> TASK GOAL
Look through the entries below and say how many lines contain the string "children". Give the number only.

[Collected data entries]
_ _ _ _ _ _ _
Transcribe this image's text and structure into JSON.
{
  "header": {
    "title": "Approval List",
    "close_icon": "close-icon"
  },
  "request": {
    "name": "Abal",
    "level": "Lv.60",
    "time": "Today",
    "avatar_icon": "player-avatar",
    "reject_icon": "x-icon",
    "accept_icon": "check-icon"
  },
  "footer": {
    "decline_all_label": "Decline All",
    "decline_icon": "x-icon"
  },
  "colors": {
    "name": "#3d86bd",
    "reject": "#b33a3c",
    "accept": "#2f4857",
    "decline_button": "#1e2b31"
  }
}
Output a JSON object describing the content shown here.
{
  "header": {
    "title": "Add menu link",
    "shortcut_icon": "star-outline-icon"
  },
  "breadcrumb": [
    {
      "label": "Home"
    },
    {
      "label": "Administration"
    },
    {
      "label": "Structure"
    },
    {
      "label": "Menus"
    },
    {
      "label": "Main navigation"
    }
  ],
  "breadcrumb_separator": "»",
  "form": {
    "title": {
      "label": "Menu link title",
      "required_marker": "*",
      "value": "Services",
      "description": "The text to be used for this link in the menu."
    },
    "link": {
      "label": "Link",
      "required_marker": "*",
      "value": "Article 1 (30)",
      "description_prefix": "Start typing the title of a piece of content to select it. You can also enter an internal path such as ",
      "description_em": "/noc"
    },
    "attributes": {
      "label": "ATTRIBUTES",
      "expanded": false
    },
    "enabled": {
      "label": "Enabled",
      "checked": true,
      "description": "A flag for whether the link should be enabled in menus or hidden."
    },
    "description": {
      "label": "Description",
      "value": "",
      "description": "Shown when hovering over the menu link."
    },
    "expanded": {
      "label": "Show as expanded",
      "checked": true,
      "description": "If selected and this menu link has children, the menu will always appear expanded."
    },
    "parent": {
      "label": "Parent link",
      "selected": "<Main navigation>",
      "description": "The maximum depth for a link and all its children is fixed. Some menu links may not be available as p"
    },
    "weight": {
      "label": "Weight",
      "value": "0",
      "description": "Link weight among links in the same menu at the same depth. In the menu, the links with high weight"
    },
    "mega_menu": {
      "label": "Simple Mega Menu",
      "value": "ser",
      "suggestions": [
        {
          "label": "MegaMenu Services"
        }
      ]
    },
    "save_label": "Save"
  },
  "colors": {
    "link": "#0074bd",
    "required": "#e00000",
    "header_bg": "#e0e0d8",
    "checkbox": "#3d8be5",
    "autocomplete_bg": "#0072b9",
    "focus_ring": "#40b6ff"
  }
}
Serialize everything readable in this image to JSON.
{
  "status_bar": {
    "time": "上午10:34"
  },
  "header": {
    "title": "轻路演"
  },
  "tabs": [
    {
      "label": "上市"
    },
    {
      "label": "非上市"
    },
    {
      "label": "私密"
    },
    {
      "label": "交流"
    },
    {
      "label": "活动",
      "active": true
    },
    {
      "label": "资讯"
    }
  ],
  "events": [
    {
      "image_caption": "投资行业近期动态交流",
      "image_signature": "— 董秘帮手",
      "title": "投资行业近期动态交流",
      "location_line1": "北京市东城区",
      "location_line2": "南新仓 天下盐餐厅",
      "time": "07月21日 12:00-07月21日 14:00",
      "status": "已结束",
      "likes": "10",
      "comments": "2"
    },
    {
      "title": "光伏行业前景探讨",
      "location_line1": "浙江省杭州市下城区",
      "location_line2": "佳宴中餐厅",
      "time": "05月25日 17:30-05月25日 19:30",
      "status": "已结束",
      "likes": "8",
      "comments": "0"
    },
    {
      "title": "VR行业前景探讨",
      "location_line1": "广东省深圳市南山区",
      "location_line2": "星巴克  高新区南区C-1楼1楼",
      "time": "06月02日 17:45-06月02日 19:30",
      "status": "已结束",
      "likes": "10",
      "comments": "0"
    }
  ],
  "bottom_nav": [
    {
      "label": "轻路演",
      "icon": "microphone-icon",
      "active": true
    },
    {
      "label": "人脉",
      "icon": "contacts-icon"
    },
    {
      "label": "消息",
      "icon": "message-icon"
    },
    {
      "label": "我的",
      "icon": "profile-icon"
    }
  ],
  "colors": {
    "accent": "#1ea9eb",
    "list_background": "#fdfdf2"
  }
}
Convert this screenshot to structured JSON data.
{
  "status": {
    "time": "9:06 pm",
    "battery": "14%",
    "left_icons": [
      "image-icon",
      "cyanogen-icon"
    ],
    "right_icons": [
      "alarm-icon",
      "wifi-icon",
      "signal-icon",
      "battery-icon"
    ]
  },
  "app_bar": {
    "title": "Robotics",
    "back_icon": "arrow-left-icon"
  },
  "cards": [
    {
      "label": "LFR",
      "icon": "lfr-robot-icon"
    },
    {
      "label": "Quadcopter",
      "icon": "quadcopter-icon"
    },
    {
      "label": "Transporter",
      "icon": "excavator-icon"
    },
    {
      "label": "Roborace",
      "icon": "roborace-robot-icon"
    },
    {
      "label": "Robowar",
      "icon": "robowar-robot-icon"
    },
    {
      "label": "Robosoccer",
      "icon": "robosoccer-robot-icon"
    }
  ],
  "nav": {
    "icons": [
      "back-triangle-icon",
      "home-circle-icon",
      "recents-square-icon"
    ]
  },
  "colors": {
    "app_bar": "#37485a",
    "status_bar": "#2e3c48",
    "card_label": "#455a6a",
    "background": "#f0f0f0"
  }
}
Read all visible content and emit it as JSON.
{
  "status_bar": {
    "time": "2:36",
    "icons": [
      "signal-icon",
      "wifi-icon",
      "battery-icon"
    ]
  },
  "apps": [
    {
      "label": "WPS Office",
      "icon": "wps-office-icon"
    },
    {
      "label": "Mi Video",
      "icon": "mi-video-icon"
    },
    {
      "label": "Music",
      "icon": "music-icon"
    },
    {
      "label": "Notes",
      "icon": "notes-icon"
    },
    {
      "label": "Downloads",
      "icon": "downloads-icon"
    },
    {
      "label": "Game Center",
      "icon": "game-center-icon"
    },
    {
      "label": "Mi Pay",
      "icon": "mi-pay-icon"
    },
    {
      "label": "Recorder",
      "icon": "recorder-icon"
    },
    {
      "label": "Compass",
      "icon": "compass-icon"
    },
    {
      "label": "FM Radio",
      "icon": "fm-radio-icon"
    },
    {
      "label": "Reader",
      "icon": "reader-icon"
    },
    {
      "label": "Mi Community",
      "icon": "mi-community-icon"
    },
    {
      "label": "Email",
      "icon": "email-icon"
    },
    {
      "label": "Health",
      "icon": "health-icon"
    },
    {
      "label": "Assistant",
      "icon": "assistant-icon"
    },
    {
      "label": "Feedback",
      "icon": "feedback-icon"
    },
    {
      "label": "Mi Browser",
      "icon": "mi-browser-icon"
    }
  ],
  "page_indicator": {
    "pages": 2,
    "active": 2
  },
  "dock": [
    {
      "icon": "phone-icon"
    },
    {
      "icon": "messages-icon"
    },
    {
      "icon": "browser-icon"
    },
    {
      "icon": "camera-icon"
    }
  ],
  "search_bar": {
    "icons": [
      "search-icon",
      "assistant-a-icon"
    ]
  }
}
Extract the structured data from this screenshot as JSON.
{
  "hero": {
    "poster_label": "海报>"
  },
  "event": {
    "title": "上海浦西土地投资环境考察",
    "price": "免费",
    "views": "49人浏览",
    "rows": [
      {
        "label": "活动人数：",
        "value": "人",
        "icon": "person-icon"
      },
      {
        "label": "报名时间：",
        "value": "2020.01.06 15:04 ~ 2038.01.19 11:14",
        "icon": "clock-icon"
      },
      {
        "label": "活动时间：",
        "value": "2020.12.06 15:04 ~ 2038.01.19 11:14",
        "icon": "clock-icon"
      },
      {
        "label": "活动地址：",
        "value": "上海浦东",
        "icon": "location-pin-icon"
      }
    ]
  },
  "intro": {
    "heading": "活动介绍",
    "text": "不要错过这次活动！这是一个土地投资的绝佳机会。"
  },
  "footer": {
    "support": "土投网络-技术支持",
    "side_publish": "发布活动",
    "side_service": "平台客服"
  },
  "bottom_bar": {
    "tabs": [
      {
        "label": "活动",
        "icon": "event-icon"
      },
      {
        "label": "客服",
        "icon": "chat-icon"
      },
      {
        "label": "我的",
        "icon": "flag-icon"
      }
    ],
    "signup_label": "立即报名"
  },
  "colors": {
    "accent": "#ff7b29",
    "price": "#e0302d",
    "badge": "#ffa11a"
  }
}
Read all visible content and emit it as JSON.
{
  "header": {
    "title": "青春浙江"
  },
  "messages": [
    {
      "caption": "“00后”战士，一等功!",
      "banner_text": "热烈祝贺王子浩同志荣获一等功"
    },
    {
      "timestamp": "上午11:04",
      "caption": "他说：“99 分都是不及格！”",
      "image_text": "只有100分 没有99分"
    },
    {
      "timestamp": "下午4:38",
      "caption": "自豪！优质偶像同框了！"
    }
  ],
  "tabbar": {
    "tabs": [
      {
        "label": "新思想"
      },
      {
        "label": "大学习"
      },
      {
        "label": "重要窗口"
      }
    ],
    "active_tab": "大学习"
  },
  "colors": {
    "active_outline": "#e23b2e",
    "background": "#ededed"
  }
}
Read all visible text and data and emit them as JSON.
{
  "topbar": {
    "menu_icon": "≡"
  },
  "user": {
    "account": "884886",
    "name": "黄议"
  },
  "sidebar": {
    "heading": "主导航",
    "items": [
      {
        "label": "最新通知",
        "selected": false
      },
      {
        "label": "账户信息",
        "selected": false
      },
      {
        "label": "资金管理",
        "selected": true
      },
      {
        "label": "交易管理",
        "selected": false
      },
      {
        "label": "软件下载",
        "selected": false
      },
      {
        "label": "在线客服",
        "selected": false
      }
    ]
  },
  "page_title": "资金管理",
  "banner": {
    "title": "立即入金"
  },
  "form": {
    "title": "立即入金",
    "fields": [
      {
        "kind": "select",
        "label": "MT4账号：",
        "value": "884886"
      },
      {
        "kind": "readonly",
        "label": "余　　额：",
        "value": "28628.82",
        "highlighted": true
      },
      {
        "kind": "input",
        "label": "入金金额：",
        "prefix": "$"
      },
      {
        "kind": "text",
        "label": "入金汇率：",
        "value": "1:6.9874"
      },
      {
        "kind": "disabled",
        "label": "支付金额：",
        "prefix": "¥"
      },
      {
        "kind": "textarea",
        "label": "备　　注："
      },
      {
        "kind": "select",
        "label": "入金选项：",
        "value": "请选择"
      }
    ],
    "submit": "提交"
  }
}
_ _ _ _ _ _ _
> RESULT BELOW
2